There may be a single criteria to meet, with subsets of requirements that must be complied with; yet, multiple methodologies in approaching the singular. How can that be? Isn’t it all simple, where you read what is required, then gather up all of the evidence that appears to meet it and simply send it all in? That is the “volume methodology”.
Can a single sentence in a medical report ever meet the legal criteria in an OPM Disability Retirement case — i.e., a “qualitative” methodology, as opposed to a quantitative one? Sometimes.
Isn’t the law clear in what is required, and isn’t it a matter of just amassing the medical evidence to meet the requirements as stated? Hmmm…. For Federal employees and U.S. Postal workers who suffer from a medical condition such that the medical conditions prevent the Federal or Postal employee from performing one or more of the essential elements of one’s Federal or Postal job, it is important to understand, somewhat, OPM’s Methodology in reviewing and deciding upon a case.
First of all, not all medical conditions are equal. Perhaps that is self-evident, but for the Federal or Postal employee who suffers from one or another medical condition, and must endure the daily pain, restriction and limitations imposed thereby, it may not be so self-evident.
Second, OPM is not some “neutral” Federal Agency that reviews a Federal Disability Retirement application with dispassionate objectivity, ready to grant an “approval” because you “believe” your medical evidence is “sufficient” to meet the legal requirements as stated.

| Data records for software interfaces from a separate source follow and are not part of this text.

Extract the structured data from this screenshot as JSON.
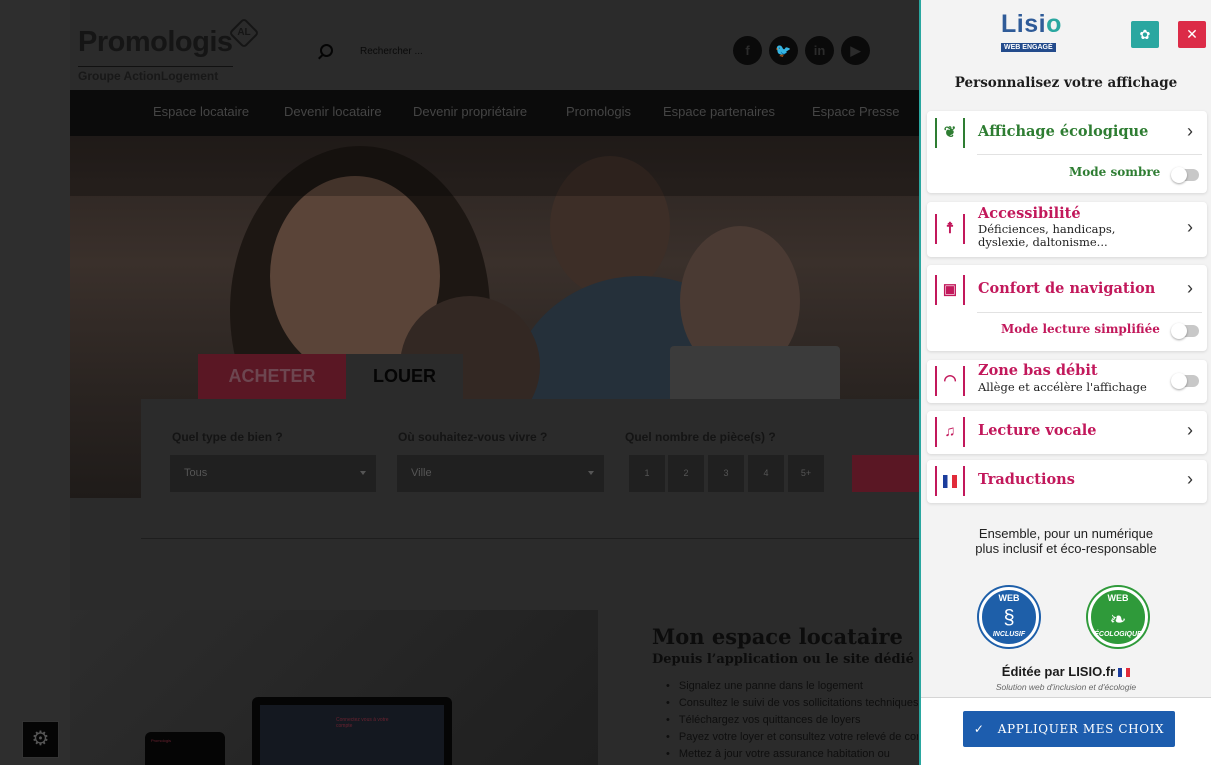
{
  "site": {
    "logo": {
      "name": "Promologis",
      "mark": "AL",
      "subtitle": "Groupe ActionLogement"
    },
    "search": {
      "placeholder": "Rechercher ..."
    },
    "social": [
      "f",
      "t",
      "in",
      "yt"
    ],
    "nav": [
      "Espace locataire",
      "Devenir locataire",
      "Devenir propriétaire",
      "Promologis",
      "Espace partenaires",
      "Espace Presse"
    ],
    "tabs": {
      "buy": "ACHETER",
      "rent": "LOUER"
    },
    "search_form": {
      "type_label": "Quel type de bien ?",
      "type_value": "Tous",
      "where_label": "Où souhaitez-vous vivre ?",
      "where_value": "Ville",
      "rooms_label": "Quel nombre de pièce(s) ?",
      "rooms": [
        "1",
        "2",
        "3",
        "4",
        "5+"
      ]
    },
    "tenant_section": {
      "title": "Mon espace locataire",
      "subtitle": "Depuis l’application ou le site dédié",
      "bullets": [
        "Signalez une panne dans le logement",
        "Consultez le suivi de vos sollicitations techniques",
        "Téléchargez vos quittances de loyers",
        "Payez votre loyer et consultez votre relevé de compte",
        "Mettez à jour votre assurance habitation ou"
      ],
      "laptop_text": "Connectez vous à votre compte"
    }
  },
  "panel": {
    "logo": {
      "word": "Lisio",
      "tag": "WEB ENGAGÉ"
    },
    "heading": "Personnalisez votre affichage",
    "cards": {
      "eco": {
        "title": "Affichage écologique",
        "toggle_label": "Mode sombre",
        "toggle_on": false
      },
      "access": {
        "title": "Accessibilité",
        "desc": "Déficiences, handicaps, dyslexie, daltonisme..."
      },
      "comfort": {
        "title": "Confort de navigation",
        "toggle_label": "Mode lecture simplifiée",
        "toggle_on": false
      },
      "lowbw": {
        "title": "Zone bas débit",
        "desc": "Allège et accélère l'affichage",
        "toggle_on": false
      },
      "voice": {
        "title": "Lecture vocale"
      },
      "translate": {
        "title": "Traductions"
      }
    },
    "tagline_1": "Ensemble, pour un numérique",
    "tagline_2": "plus inclusif et éco-responsable",
    "badges": {
      "inclusive": {
        "top": "WEB",
        "bottom": "INCLUSIF"
      },
      "eco": {
        "top": "WEB",
        "bottom": "ÉCOLOGIQUE"
      }
    },
    "edited_by": "Éditée par LISIO.fr",
    "solution": "Solution web d'inclusion et d'écologie",
    "apply": "APPLIQUER MES CHOIX",
    "colors": {
      "teal": "#2aa7a0",
      "red": "#dc2b47",
      "green": "#2e7d32",
      "blue": "#1d5dae",
      "magenta": "#c2185b"
    }
  }
}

Sufficiency is the gatekeeper that denies many a Federal Disability Retirement case — and it is not a methodology that is satisfied by quantitative (volume) means, not even necessarily by qualitative standards; rather, it is the reviewer (i.e., the “Medical Specialist” at OPM) who determines by some unknown and unknowable standard when the goal-post has been crossed.
Thus, in an OPM Disability Denial Letter, one may read a reference to one’s doctor’s note or a quotation from a medical report from one’s doctor, and think, “Good, this is very supportive” —then, with an appended end to the paragraph stating, “Such medical evidence does not sufficiently meet the standards to qualify for OPM Disability Retirement”. Huh?

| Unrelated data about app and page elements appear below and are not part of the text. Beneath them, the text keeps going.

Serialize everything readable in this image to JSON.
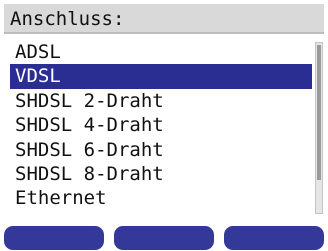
{
  "title": "Anschluss:",
  "list": {
    "items": [
      "ADSL",
      "VDSL",
      "SHDSL 2-Draht",
      "SHDSL 4-Draht",
      "SHDSL 6-Draht",
      "SHDSL 8-Draht",
      "Ethernet"
    ],
    "selected_index": 1
  },
  "softkeys": [
    "",
    "",
    ""
  ],
  "colors": {
    "selection": "#2a2e92",
    "softkey": "#343898",
    "title_bg": "#d9d9d9"
  }
}
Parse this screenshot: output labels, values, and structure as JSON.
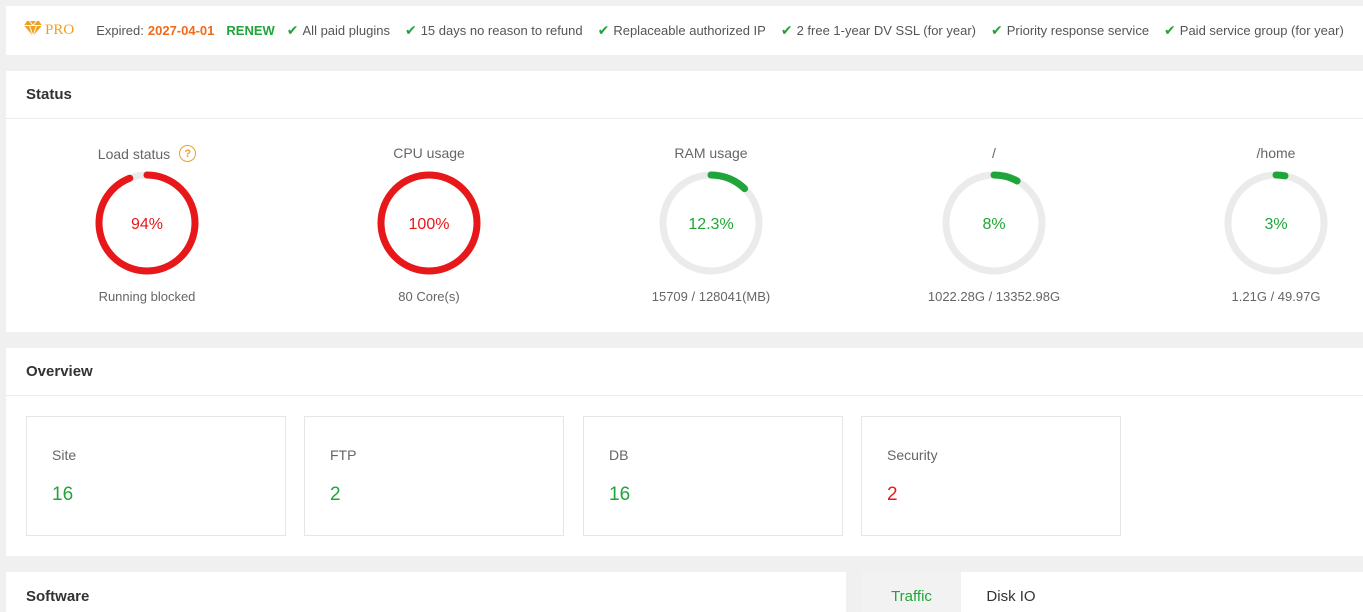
{
  "pro_bar": {
    "logo_text": "PRO",
    "expired_label": "Expired:",
    "expired_date": "2027-04-01",
    "renew_label": "RENEW",
    "perks": [
      "All paid plugins",
      "15 days no reason to refund",
      "Replaceable authorized IP",
      "2 free 1-year DV SSL (for year)",
      "Priority response service",
      "Paid service group (for year)"
    ]
  },
  "status": {
    "title": "Status",
    "gauges": [
      {
        "label": "Load status",
        "value_text": "94%",
        "percent": 94,
        "sub": "Running blocked",
        "color": "#e8181a"
      },
      {
        "label": "CPU usage",
        "value_text": "100%",
        "percent": 100,
        "sub": "80 Core(s)",
        "color": "#e8181a"
      },
      {
        "label": "RAM usage",
        "value_text": "12.3%",
        "percent": 12.3,
        "sub": "15709 / 128041(MB)",
        "color": "#20a53a"
      },
      {
        "label": "/",
        "value_text": "8%",
        "percent": 8,
        "sub": "1022.28G / 13352.98G",
        "color": "#20a53a"
      },
      {
        "label": "/home",
        "value_text": "3%",
        "percent": 3,
        "sub": "1.21G / 49.97G",
        "color": "#20a53a"
      }
    ]
  },
  "overview": {
    "title": "Overview",
    "cards": [
      {
        "label": "Site",
        "value": "16",
        "color": "#20a53a"
      },
      {
        "label": "FTP",
        "value": "2",
        "color": "#20a53a"
      },
      {
        "label": "DB",
        "value": "16",
        "color": "#20a53a"
      },
      {
        "label": "Security",
        "value": "2",
        "color": "#e8181a"
      }
    ]
  },
  "software": {
    "title": "Software"
  },
  "traffic": {
    "tabs": [
      "Traffic",
      "Disk IO"
    ]
  },
  "colors": {
    "accent": "#20a53a",
    "danger": "#e8181a",
    "warning": "#f06a1c",
    "gold": "#f0a020",
    "track": "#ebebeb"
  }
}
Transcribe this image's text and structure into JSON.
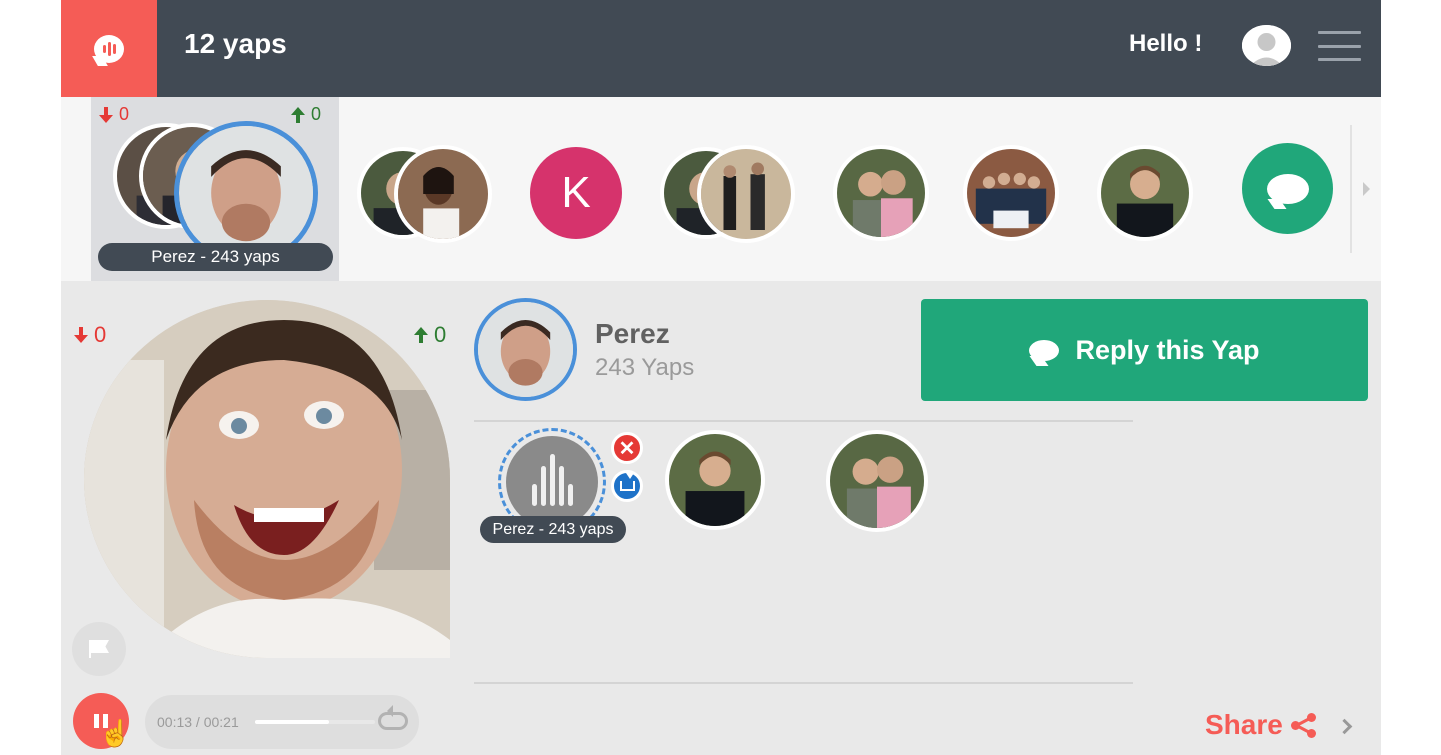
{
  "header": {
    "title": "12 yaps",
    "greeting": "Hello !",
    "logo_icon": "yap-logo-icon",
    "menu_icon": "hamburger-icon"
  },
  "strip": {
    "selected": {
      "down": "0",
      "up": "0",
      "label": "Perez - 243 yaps"
    },
    "k_initial": "K",
    "new_yap_icon": "chat-bubble-icon"
  },
  "main": {
    "down": "0",
    "up": "0",
    "profile": {
      "name": "Perez",
      "count": "243 Yaps"
    },
    "reply_button": "Reply this Yap",
    "reply_label": "Perez - 243 yaps",
    "player": {
      "time": "00:13 / 00:21",
      "progress": 0.62
    },
    "share": "Share"
  },
  "colors": {
    "header": "#414a54",
    "accent_red": "#f55c56",
    "green": "#20a77a",
    "blue_ring": "#4a90d9"
  }
}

Think about it this way: “Sufficiency” may mean different things to different audiences; for example, what is a “sufficient” amount of food for a lion, as opposed to a domesticated kitten?
OPM’s methodology is, at best, malleable, as language in law is likewise changeable. It is good to know this for Federal and Postal employees who are either getting ready to file for Federal Disability Retirement benefits, or who are in the middle of a fight to obtain it; for, in the end, consulting with an OPM Disability Retirement lawyer allows you to arm yourself with knowledge for the battle that OPM’s Methodology in determining Federal Disability Retirement cases must be prepared, like any legal battle that involves “criteria” to be interpreted.
Robert R. McGill, Esquire